START Record excerpts

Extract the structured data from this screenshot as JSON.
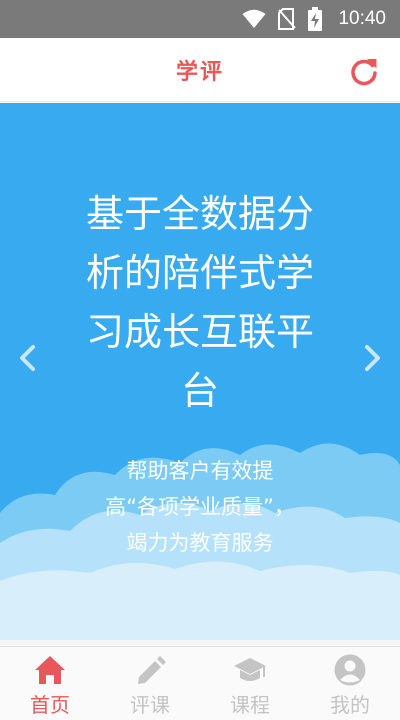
{
  "status_bar": {
    "time": "10:40",
    "icons": [
      "wifi-icon",
      "no-sim-icon",
      "battery-charging-icon"
    ]
  },
  "header": {
    "title": "学评",
    "refresh_icon": "refresh-icon"
  },
  "banner": {
    "heading_lines": [
      "基于全数据分",
      "析的陪伴式学",
      "习成长互联平",
      "台"
    ],
    "subtitle_lines": [
      "帮助客户有效提",
      "高“各项学业质量”，",
      "竭力为教育服务"
    ],
    "prev_icon": "chevron-left-icon",
    "next_icon": "chevron-right-icon",
    "background_color": "#38aaf0"
  },
  "bottom_nav": {
    "items": [
      {
        "label": "首页",
        "icon": "home-icon",
        "active": true
      },
      {
        "label": "评课",
        "icon": "pencil-icon",
        "active": false
      },
      {
        "label": "课程",
        "icon": "graduation-cap-icon",
        "active": false
      },
      {
        "label": "我的",
        "icon": "user-icon",
        "active": false
      }
    ]
  },
  "colors": {
    "accent": "#e8585a",
    "inactive": "#c4c4c4",
    "banner": "#38aaf0"
  }
}
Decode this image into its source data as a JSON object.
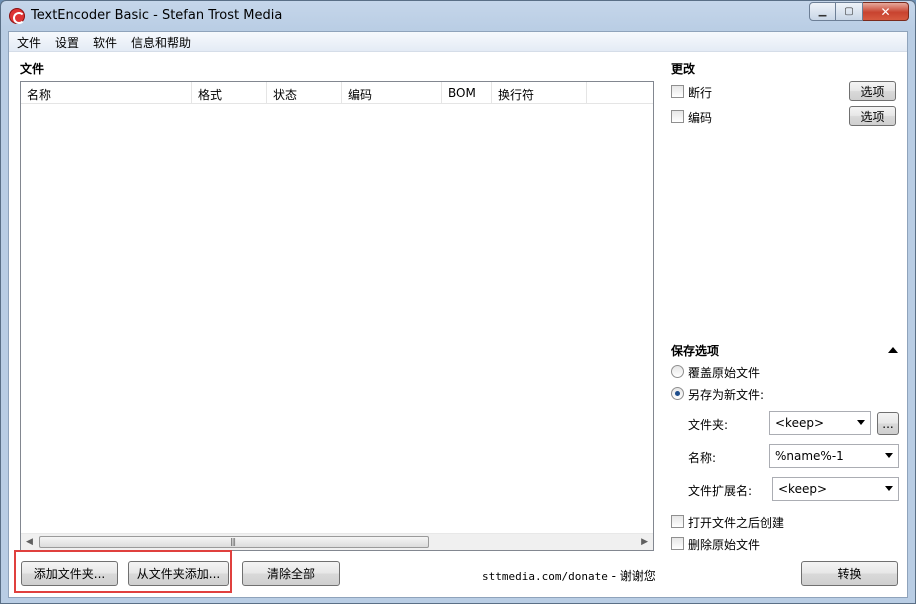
{
  "window": {
    "title": "TextEncoder Basic - Stefan Trost Media"
  },
  "menubar": {
    "items": [
      "文件",
      "设置",
      "软件",
      "信息和帮助"
    ]
  },
  "files_section": {
    "title": "文件",
    "columns": [
      "名称",
      "格式",
      "状态",
      "编码",
      "BOM",
      "换行符"
    ],
    "rows": []
  },
  "changes_section": {
    "title": "更改",
    "options": [
      {
        "label": "断行",
        "checked": false,
        "button": "选项"
      },
      {
        "label": "编码",
        "checked": false,
        "button": "选项"
      }
    ]
  },
  "save_section": {
    "title": "保存选项",
    "radio_overwrite": "覆盖原始文件",
    "radio_save_new": "另存为新文件:",
    "selected": "save_new",
    "folder_label": "文件夹:",
    "folder_value": "<keep>",
    "browse_label": "...",
    "name_label": "名称:",
    "name_value": "%name%-1",
    "ext_label": "文件扩展名:",
    "ext_value": "<keep>",
    "create_after_open": "打开文件之后创建",
    "delete_original": "删除原始文件"
  },
  "bottom": {
    "add_files": "添加文件夹...",
    "add_from_folder": "从文件夹添加...",
    "clear_all": "清除全部",
    "donate_url": "sttmedia.com/donate",
    "donate_thanks": " - 谢谢您",
    "convert": "转换"
  },
  "colors": {
    "highlight": "#e0403e",
    "accent": "#1d4d8c"
  }
}
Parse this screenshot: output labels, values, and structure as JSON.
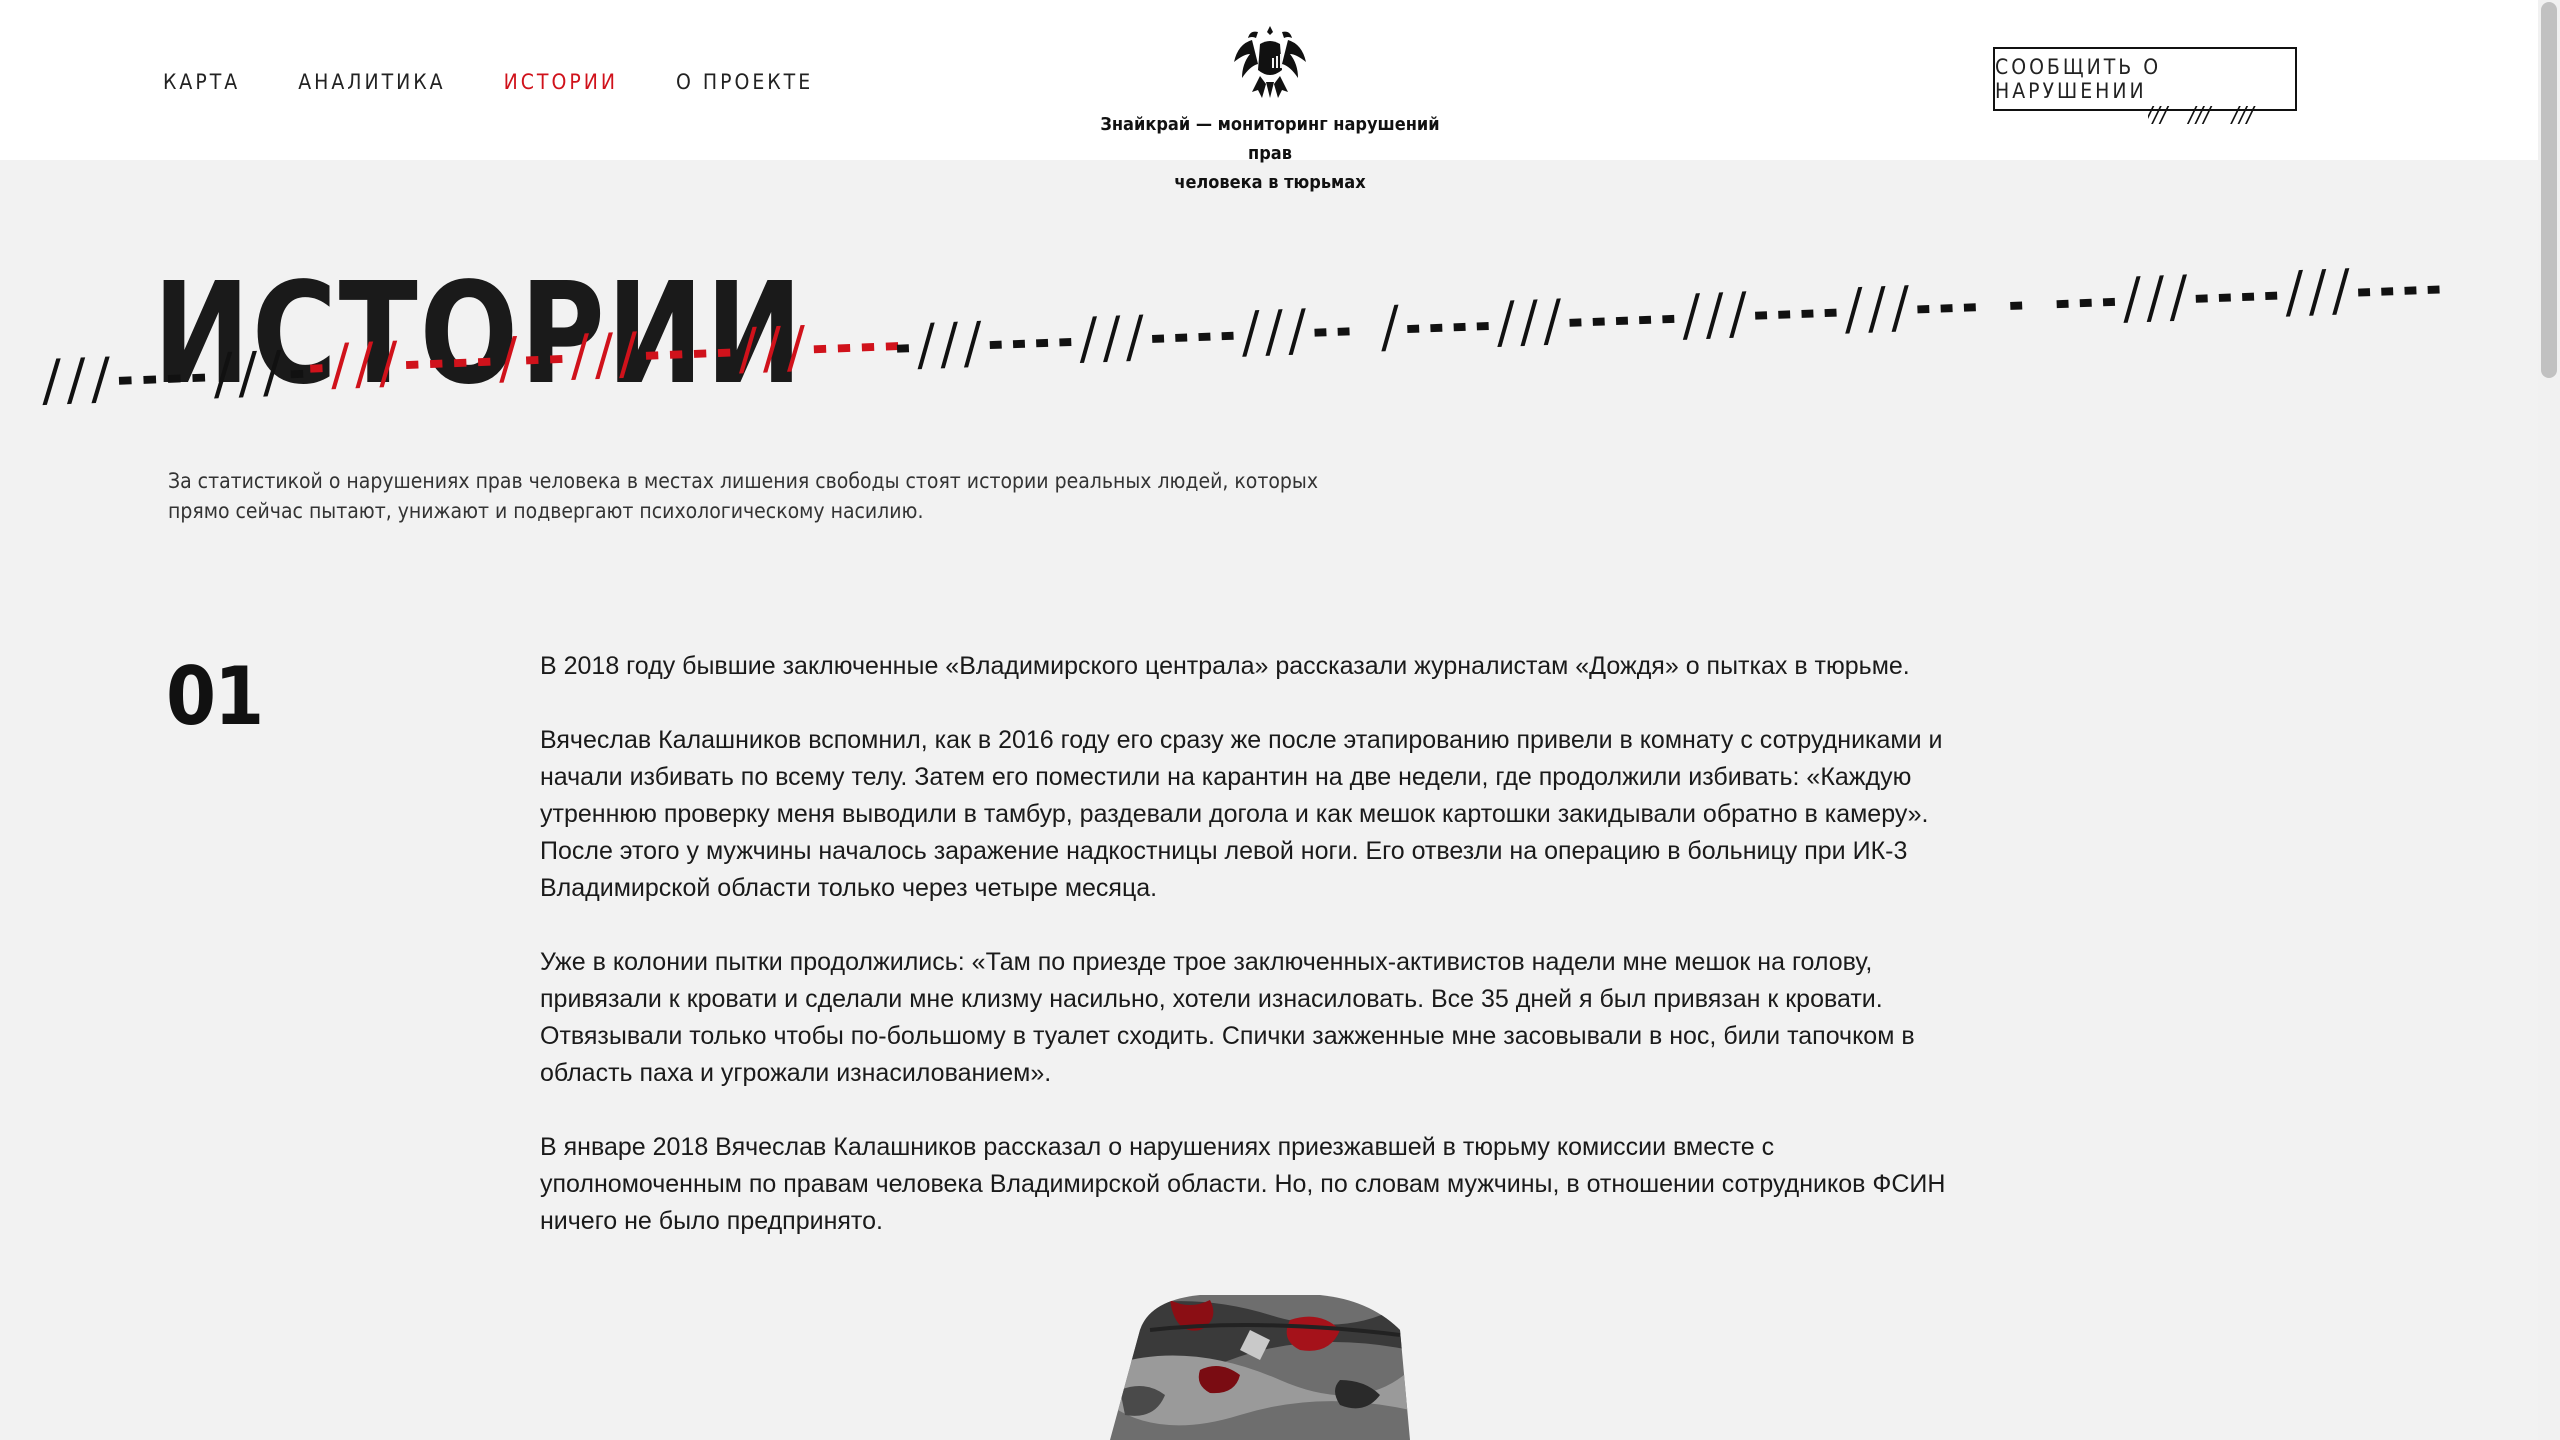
{
  "nav": {
    "items": [
      {
        "label": "КАРТА",
        "active": false
      },
      {
        "label": "АНАЛИТИКА",
        "active": false
      },
      {
        "label": "ИСТОРИИ",
        "active": true
      },
      {
        "label": "О ПРОЕКТЕ",
        "active": false
      }
    ]
  },
  "logo": {
    "icon": "double-headed-eagle-icon",
    "line1": "Знайкрай — мониторинг нарушений прав",
    "line2": "человека в тюрьмах"
  },
  "header": {
    "report_button": "СООБЩИТЬ О НАРУШЕНИИ",
    "button_decoration": "///   ///   ///"
  },
  "hero": {
    "title": "ИСТОРИИ",
    "slash_segments": [
      {
        "text": "///----///-",
        "color": "#111111"
      },
      {
        "text": "-///----/--///----///----",
        "color": "#d0121b"
      },
      {
        "text": "-///----///----///-- /----///-----///----///--- - ---///----///----",
        "color": "#111111"
      }
    ],
    "intro": "За статистикой о нарушениях прав человека в местах лишения свободы стоят истории реальных людей, которых прямо сейчас пытают, унижают и подвергают психологическому насилию."
  },
  "story": {
    "number": "01",
    "paragraphs": [
      "В 2018 году бывшие заключенные «Владимирского централа» рассказали журналистам «Дождя» о пытках в тюрьме.",
      "Вячеслав Калашников вспомнил, как в 2016 году его сразу же после этапированию привели в комнату с сотрудниками и начали избивать по всему телу. Затем его поместили на карантин на две недели, где продолжили избивать: «Каждую утреннюю проверку меня выводили в тамбур, раздевали догола и как мешок картошки закидывали обратно в камеру». После этого у мужчины началось заражение надкостницы левой ноги. Его отвезли на операцию в больницу при ИК-3 Владимирской области только через четыре месяца.",
      "Уже в колонии пытки продолжились: «Там по приезде трое заключенных-активистов надели мне мешок на голову, привязали к кровати и сделали мне клизму насильно, хотели изнасиловать. Все 35 дней я был привязан к кровати. Отвязывали только чтобы по-большому в туалет сходить. Спички зажженные мне засовывали в нос, били тапочком в область паха и угрожали изнасилованием».",
      "В январе 2018 Вячеслав Калашников рассказал о нарушениях приезжавшей в тюрьму комиссии вместе с уполномоченным по правам человека Владимирской области. Но, по словам мужчины, в отношении сотрудников ФСИН ничего не было предпринято."
    ]
  },
  "colors": {
    "accent": "#d0121b",
    "text": "#111111",
    "background": "#f2f2f2",
    "header_bg": "#ffffff"
  }
}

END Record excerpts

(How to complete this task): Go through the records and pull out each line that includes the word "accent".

(Task output):
    "accent": "#e8585a",
    "accent": "#1d4d8c"
    "accent": "#d0121b",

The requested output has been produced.